The 1996 election campaign that brought Bill Clinton to the White House fundamentally changed the way campaigns are run in more ways than one. Clinton’s success owed much to the genius of James Carville, the lead strategist behind his successful election campaign and creator of “the war room” This was a political command centre where strategists and their media officers worked together to counter-attack opponents with unprecedented speed.
Their lightning-fast responses were made possible thanks to a database that collected all the available information about opponents so that it could be used against them. Old speeches were trawled for past proclamations and long-forgotten incidents raked up to cause fresh embarrassment. All this information could be sent out to journalists at the drop of a hat, as soon as the opportune moment presented itself.
Carville’s war room revolutionised the way election campaigns are conducted in a model exported to Canada, the UK and beyond. Much of its success was its adaptability for running a campaign in the 24-hour news age. Campaigns could respond almost instantly to just about anything with little advance notice when the war room’s database was well organised.
The Conservative Party recently hired Lynton Crosby, an Australian strategist who assisted London mayor Boris Johnson’s re-election campaign. He has been credited with “sharpening up” the party’s nascent campaign ahead of the expected 2015 general election and already has his war room up and running. But his war room reveals something new about their uses and limits.
It is sometimes said the best offence is a good defence. In an election campaign, the less troublesome information there is in the hands of your opponents' war machines, the less they will be able to launch attacks on you. If the Tories could restrict the available information about themselves to opponents, then they could enjoy a strategic advantage when it comes to disseminating rapid press releases countering claims on the campaign trail.
And that’s exactly what the Conservatives did. Or at least thought they did. Despite earlier promises that government should be made more transparent so politicians could be held to account, the Tories have tried – literally – to erase their recent online history. In an act of brazen Machiavellian chutzpah mixed with untold naivety, the party has tried to erase records of speeches and press releases published between 2000 and its coming to power in May 2010.
This was not just about removing content from the Conservative Party website, but also about removing all such records from the internet. The Tories launched a bot blocker that barred pages for public consumption – one aim appears to be to make it nearly impossible to conduct online searches for embarrassing pre-coalition speeches. Or at least that’s what they thought they did.
However, there was a significant flaw in the plan. The personnel in Crosby’s war room clearly don’t understand the internet. Removing online content post-publication can be easier said than done, especially where the content is by a party in government.

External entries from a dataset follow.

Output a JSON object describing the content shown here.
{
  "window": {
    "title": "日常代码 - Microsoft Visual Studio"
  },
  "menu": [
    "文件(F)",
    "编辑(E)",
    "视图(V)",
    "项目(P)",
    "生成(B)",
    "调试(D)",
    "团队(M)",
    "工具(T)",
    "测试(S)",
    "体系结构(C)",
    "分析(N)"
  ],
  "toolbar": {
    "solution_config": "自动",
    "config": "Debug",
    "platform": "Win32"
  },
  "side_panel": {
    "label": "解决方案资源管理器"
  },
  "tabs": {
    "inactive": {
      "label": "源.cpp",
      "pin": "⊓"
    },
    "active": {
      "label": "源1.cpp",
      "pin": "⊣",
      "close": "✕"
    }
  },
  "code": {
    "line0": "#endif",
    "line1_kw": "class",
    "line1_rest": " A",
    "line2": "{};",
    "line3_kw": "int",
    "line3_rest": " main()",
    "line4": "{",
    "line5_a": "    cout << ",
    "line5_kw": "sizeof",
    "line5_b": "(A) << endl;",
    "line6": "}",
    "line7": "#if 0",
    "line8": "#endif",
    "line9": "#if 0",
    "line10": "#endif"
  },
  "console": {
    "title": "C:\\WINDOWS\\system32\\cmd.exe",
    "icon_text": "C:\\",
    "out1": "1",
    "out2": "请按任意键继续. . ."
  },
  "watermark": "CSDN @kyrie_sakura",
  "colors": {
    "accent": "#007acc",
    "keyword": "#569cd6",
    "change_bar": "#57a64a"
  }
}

“Deletegate” has been made all the more ridiculous by the relative ease with which the missing content has been retrieved. It’s readily clear why Crosby’s war room thought it would be a good idea to try to brush some past pronouncements under the carpet once you see what was removed.
For example, among the pre-2010 proclamations made by PM David Cameron that were removed from the Conservative Party website were promises to offer no major structural change to the NHS, a commitment to increasing state spending, a pledge to permit voters to remove individual MPs halfway through a parliament and support for the transparency in politics that the internet brings and we should welcome.
The error of Deletegate is in thinking the internet is like paper and not fluid. Newspapers or books can be seized and burned. They can, with enough effort, be permanently deleted. The internet is more like a stream that can be managed and shaped, but where deletion might be impossible to achieve.
Labour has now been exposed “managing” the content of its website to delete old content but it doesn’t appear to have brazenly attempted to wipe the internet clean of the content, perhaps realising that this would be a near impossible task.
The war room is a modern approach to running an election campaign designed for our media age. The aim of winning elections may remain the same, but the means by which elections are contested has been fundamentally transformed. Thanks to Crosby, so too has the adage of the best offence is a good defence. Deletegate indicates that the information war may be best won through information management rather than delete bots. Sometimes what appears to be a good defence is a better offence for opponents. I’m sure Carville would agree.